___ Dataset records ___
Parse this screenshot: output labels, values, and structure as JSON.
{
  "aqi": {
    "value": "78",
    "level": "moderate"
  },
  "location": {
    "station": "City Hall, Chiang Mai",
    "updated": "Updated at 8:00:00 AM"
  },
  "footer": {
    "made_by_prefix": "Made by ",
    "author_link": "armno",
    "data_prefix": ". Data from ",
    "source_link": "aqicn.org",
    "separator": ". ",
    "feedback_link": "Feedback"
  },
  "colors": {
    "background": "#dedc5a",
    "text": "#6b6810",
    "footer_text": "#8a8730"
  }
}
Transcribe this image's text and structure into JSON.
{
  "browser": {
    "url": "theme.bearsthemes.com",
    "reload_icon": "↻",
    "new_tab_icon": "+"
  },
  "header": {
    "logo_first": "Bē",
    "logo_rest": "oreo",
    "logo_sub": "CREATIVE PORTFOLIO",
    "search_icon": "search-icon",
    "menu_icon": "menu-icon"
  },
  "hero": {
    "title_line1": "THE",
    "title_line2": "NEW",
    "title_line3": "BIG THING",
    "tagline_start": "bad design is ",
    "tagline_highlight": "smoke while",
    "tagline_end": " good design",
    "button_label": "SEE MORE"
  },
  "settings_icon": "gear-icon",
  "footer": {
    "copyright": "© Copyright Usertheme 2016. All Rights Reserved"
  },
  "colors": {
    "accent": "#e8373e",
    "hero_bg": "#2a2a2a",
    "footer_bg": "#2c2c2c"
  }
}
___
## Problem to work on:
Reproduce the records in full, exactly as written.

## Result of this task:
Parse this screenshot: output labels, values, and structure as JSON.
{
  "aqi": {
    "value": "78",
    "level": "moderate"
  },
  "location": {
    "station": "City Hall, Chiang Mai",
    "updated": "Updated at 8:00:00 AM"
  },
  "footer": {
    "made_by_prefix": "Made by ",
    "author_link": "armno",
    "data_prefix": ". Data from ",
    "source_link": "aqicn.org",
    "separator": ". ",
    "feedback_link": "Feedback"
  },
  "colors": {
    "background": "#dedc5a",
    "text": "#6b6810",
    "footer_text": "#8a8730"
  }
}
Transcribe this image's text and structure into JSON.
{
  "browser": {
    "url": "theme.bearsthemes.com",
    "reload_icon": "↻",
    "new_tab_icon": "+"
  },
  "header": {
    "logo_first": "Bē",
    "logo_rest": "oreo",
    "logo_sub": "CREATIVE PORTFOLIO",
    "search_icon": "search-icon",
    "menu_icon": "menu-icon"
  },
  "hero": {
    "title_line1": "THE",
    "title_line2": "NEW",
    "title_line3": "BIG THING",
    "tagline_start": "bad design is ",
    "tagline_highlight": "smoke while",
    "tagline_end": " good design",
    "button_label": "SEE MORE"
  },
  "settings_icon": "gear-icon",
  "footer": {
    "copyright": "© Copyright Usertheme 2016. All Rights Reserved"
  },
  "colors": {
    "accent": "#e8373e",
    "hero_bg": "#2a2a2a",
    "footer_bg": "#2c2c2c"
  }
}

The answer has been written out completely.